When in 2005, Heads of Government agreed with the lead Head of Government for Agriculture that the immediate focus on agriculture should be addressing the key binding constraints to agriculture production and export, it is instructive to note that these constraints identified were almost the same as they were decades before. And I say ‘almost’ only just in case there might just have been shades of difference, not that I necessarily believe so.

So, how do we now get action which had been slow in previous attempts? How do we succeed in having Agriculture operate as a business to achieve the goals that have been agreed? The constraints must be addressed and entrepreneurial activity promoted through concerted regional action on the immediate priorities of:

– Attracting investment and financing into the sector

– Upgrading of facilities for intra-regional agricultural trade and transport and including:

– Strengthened regional collaboration in agriculture R&D particularly by cooperation among national R&D bodies and by the revitalisation of existing institutions with increased funding of regional bodies; and in SPS which mechanism is used not only to protect our human, animal and plant health but also to facilitate trade, particularly intra-regional trade in the context of seeking to ensure regional food and nutrition security;

– Market intelligence – sharing of information with respect to demand and supply for agricultural commodities

– Solving the transportation inadequacies which include the chicken and egg conundrum of not enough export production to attract transport and not enough transport to encourage and support production.

– Training and skills development

– Strengthening of Private Sector Organizations, as a medium to facilitate, develop and empower entrepreneurial capacity throughout the commodity value chain

CARICOM has given regional focus to the financing constraint with a Regional Donor Conference in June 2007 and then an Investment Forum in June 2008. But these initiatives will only be as good as governments are able to provide the enabling environment – physical and institutional infrastructure and incentives for attracting investment. Already the farming community is an aging one and there are issues like land tenure for small farmers.

Since policies must support linkages with other sectors and indeed linkages across the Region, investment ventures must be supported by the harmonisation of planning and financing policies across the Region. The Community needs to ensure policies for public investment for rural, marketing and agricultural health and food safety infrastructure, while specifically rewarding the private sector for the use of measures which ensure the safety of food from farm to fork.

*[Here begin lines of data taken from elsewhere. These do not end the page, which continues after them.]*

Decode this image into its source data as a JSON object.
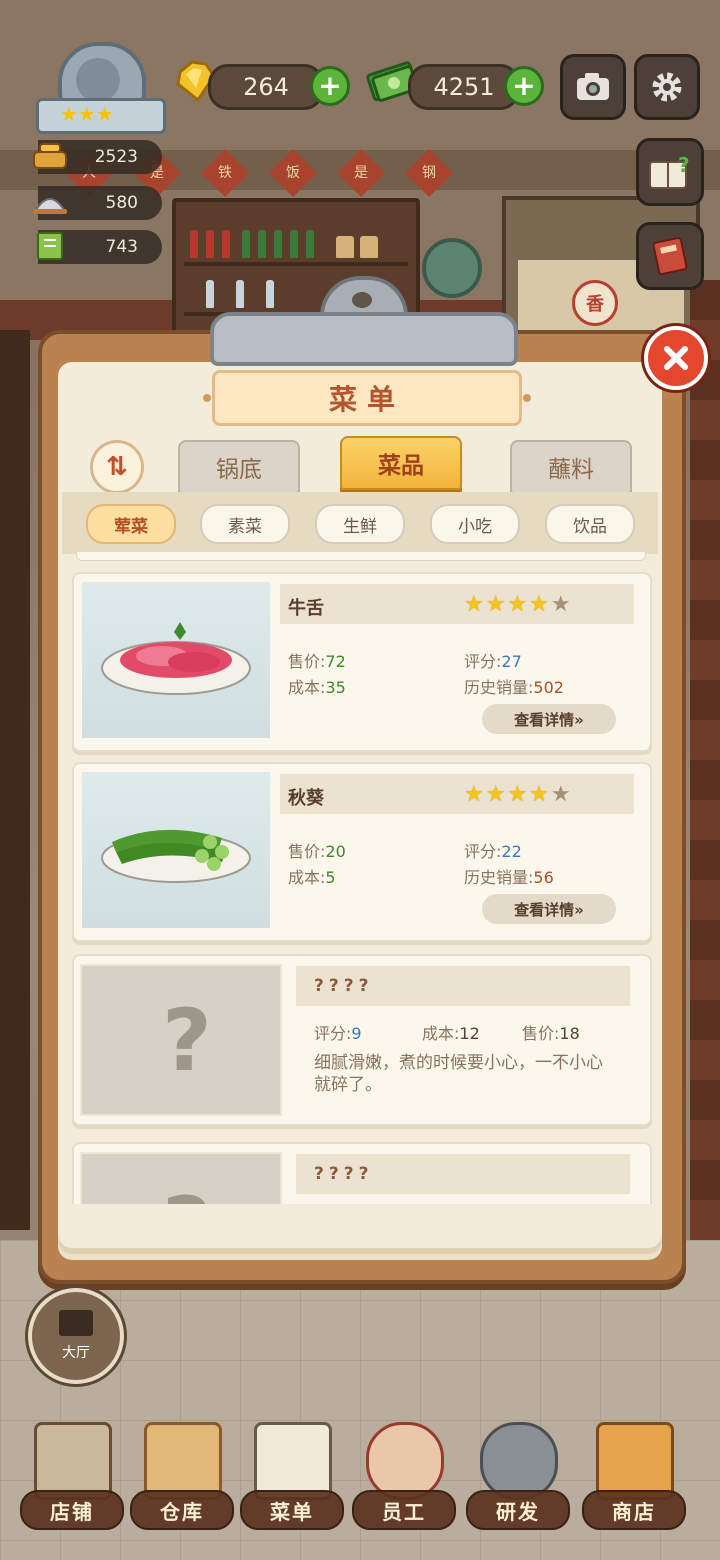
{
  "hud": {
    "gems": "264",
    "cash": "4251",
    "stats": [
      "2523",
      "580",
      "743"
    ],
    "icons": {
      "badge": "rank-badge-icon",
      "gem": "gem-icon",
      "cash": "cash-icon",
      "camera": "camera-icon",
      "settings": "gear-icon",
      "guide": "guide-book-icon",
      "ledger": "ledger-icon",
      "close": "close-icon"
    }
  },
  "wall_chars": [
    "人",
    "是",
    "铁",
    "饭",
    "是",
    "钢"
  ],
  "shop_sign": "香",
  "menu": {
    "title": "菜单",
    "tabs": [
      "锅底",
      "菜品",
      "蘸料"
    ],
    "active_tab": "菜品",
    "categories": [
      "荤菜",
      "素菜",
      "生鲜",
      "小吃",
      "饮品"
    ],
    "active_category": "荤菜",
    "sort_icon": "sort-icon",
    "items": [
      {
        "name": "牛舌",
        "stars": 4,
        "max_stars": 5,
        "price_label": "售价:",
        "price": "72",
        "cost_label": "成本:",
        "cost": "35",
        "score_label": "评分:",
        "score": "27",
        "sales_label": "历史销量:",
        "sales": "502",
        "detail": "查看详情»"
      },
      {
        "name": "秋葵",
        "stars": 4,
        "max_stars": 5,
        "price_label": "售价:",
        "price": "20",
        "cost_label": "成本:",
        "cost": "5",
        "score_label": "评分:",
        "score": "22",
        "sales_label": "历史销量:",
        "sales": "56",
        "detail": "查看详情»"
      }
    ],
    "locked": [
      {
        "name": "????",
        "score_label": "评分:",
        "score": "9",
        "cost_label": "成本:",
        "cost": "12",
        "price_label": "售价:",
        "price": "18",
        "desc": "细腻滑嫩，煮的时候要小心，一不小心就碎了。"
      },
      {
        "name": "????"
      }
    ]
  },
  "lobby": {
    "label": "大厅"
  },
  "nav": [
    "店铺",
    "仓库",
    "菜单",
    "员工",
    "研发",
    "商店"
  ],
  "colors": {
    "accent": "#f2b43b",
    "price": "#3c8a2a",
    "score": "#3d79b9",
    "sales": "#a6522a"
  }
}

… The development of regional policies has begun with, for example proposals for a Regional Fisheries Policy and Regime which takes us past the traditional of access to each other’s goods and services and into considerations of sustainable access to natural resources which are the national assets of Member States and which can be depleted.

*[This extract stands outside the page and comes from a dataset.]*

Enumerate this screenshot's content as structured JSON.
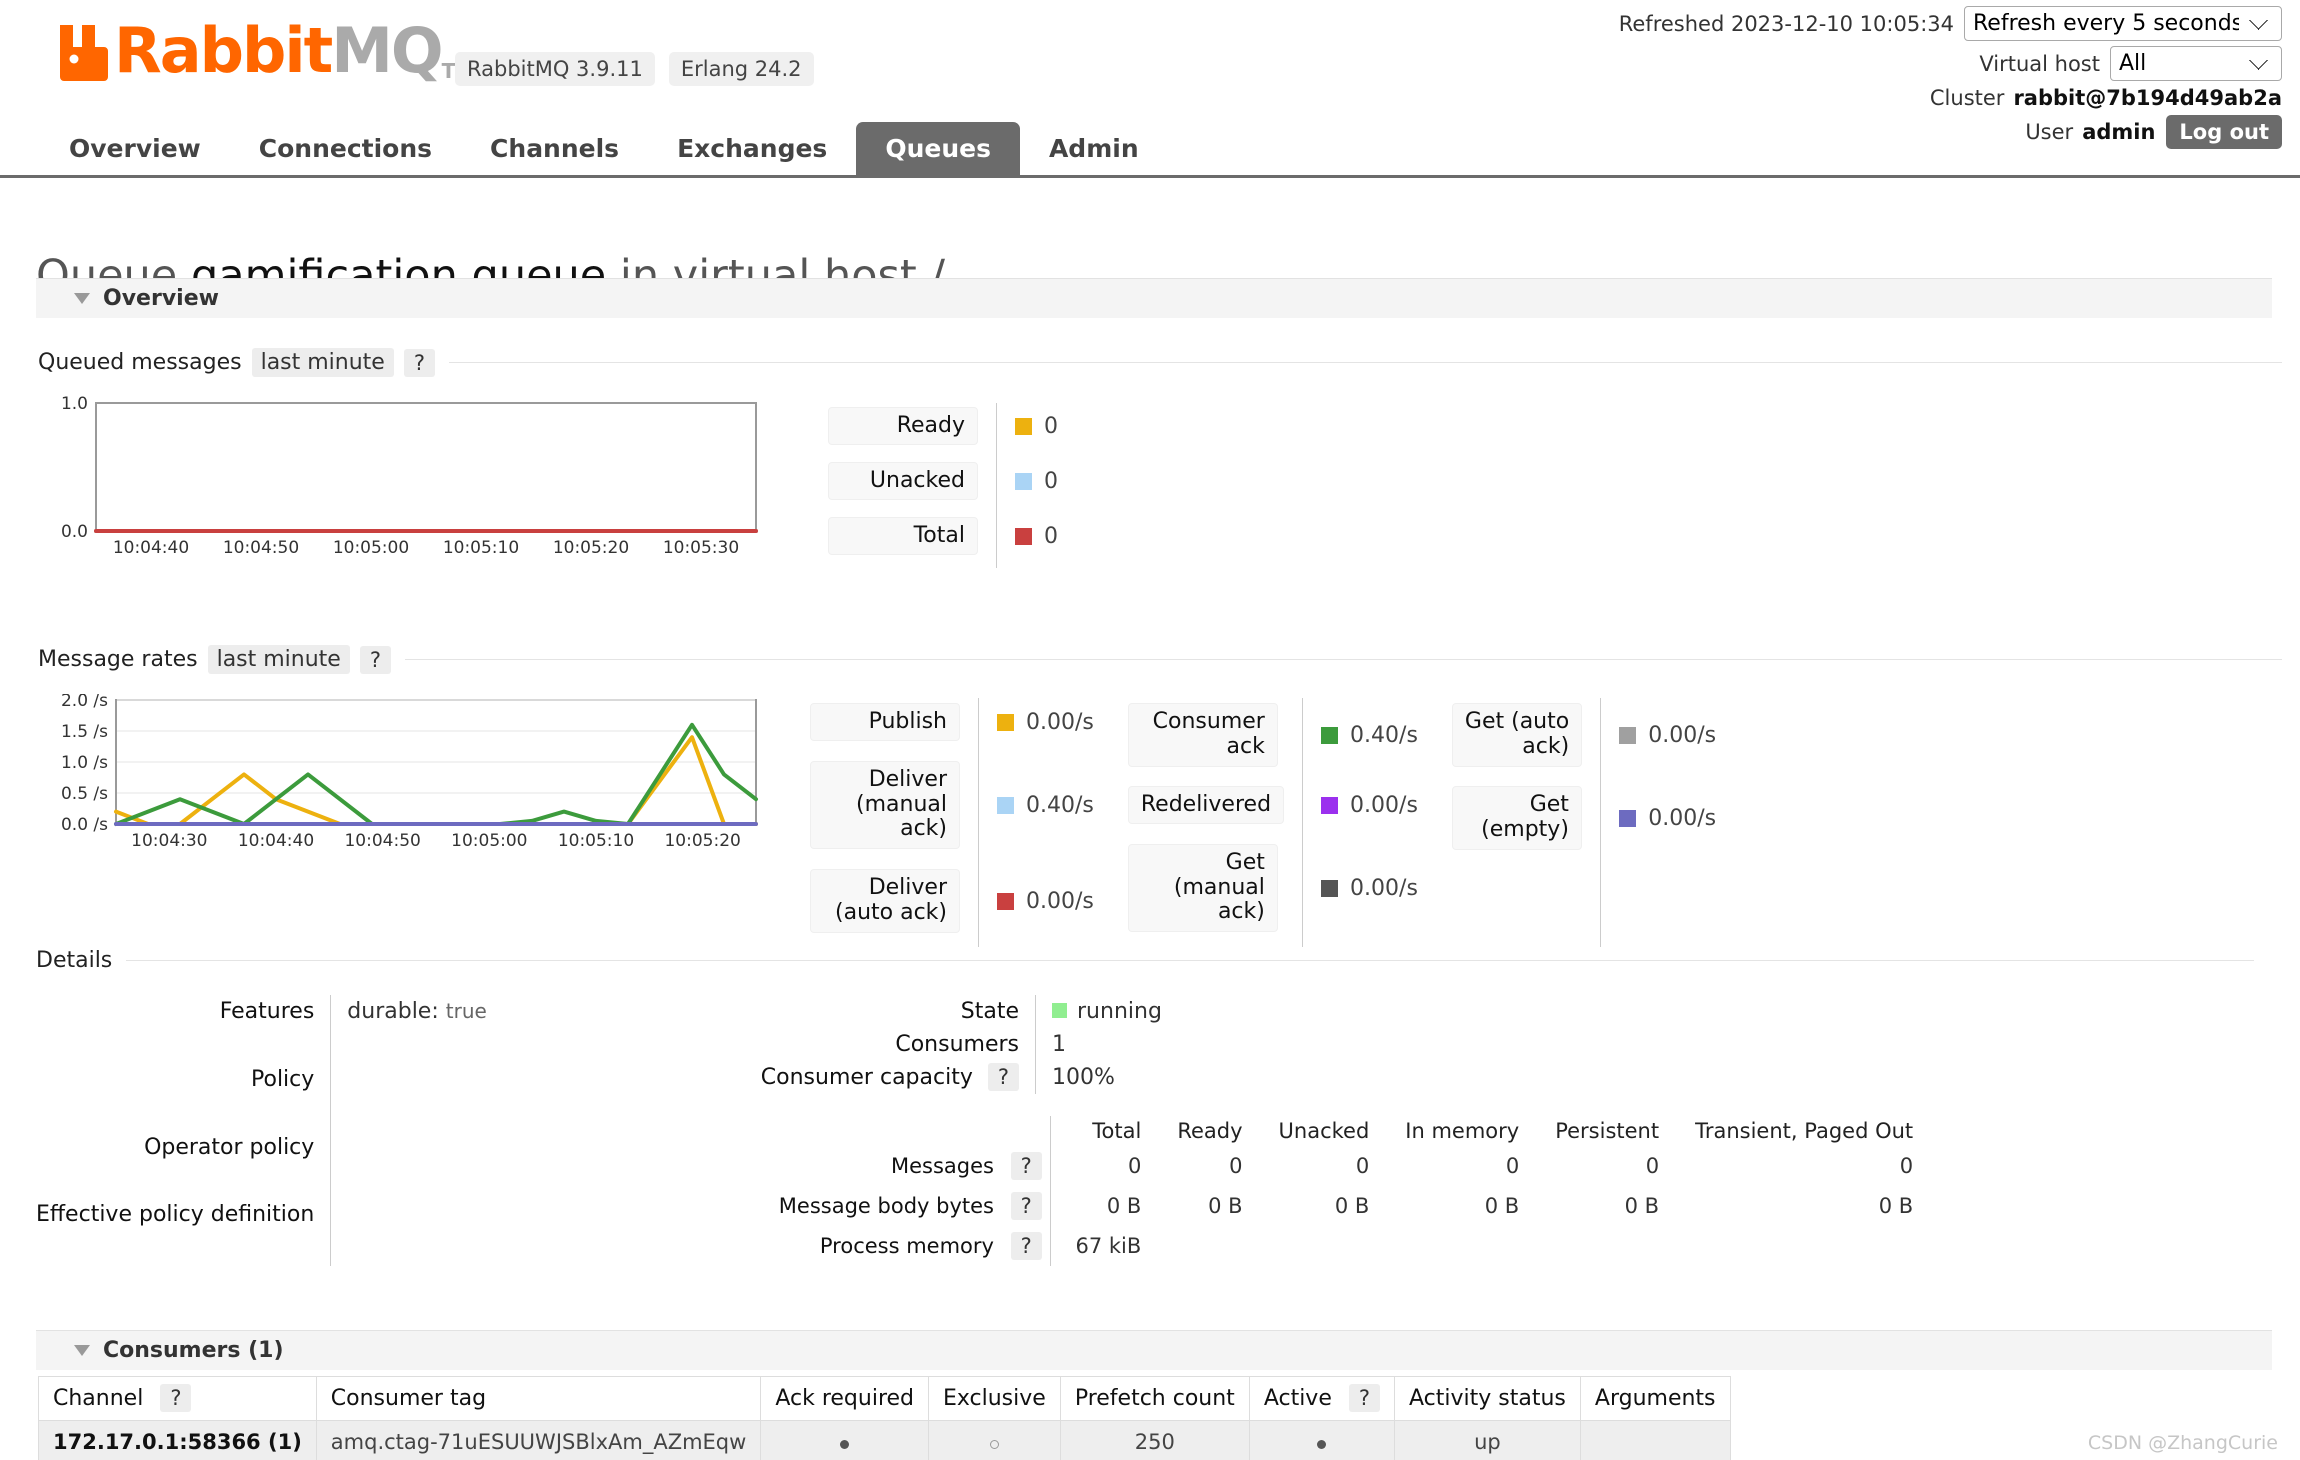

The role of governments in meeting the economic challenges in this century cannot be over-emphasised. The Community must be committed in ensuring policy coherence and implementation of such policies and measures necessary to bring about the required transformation. At the regional level, increased and increasing attention is being focused on agriculture. At the national level, this must also become evident in the support and allocation of increased funding for the agricultural sector while intensively pursuing external assistance for further development.

Ms. Desiree Field-Ridley, Advisor, CARICOM Single Market and Sectoral Programmes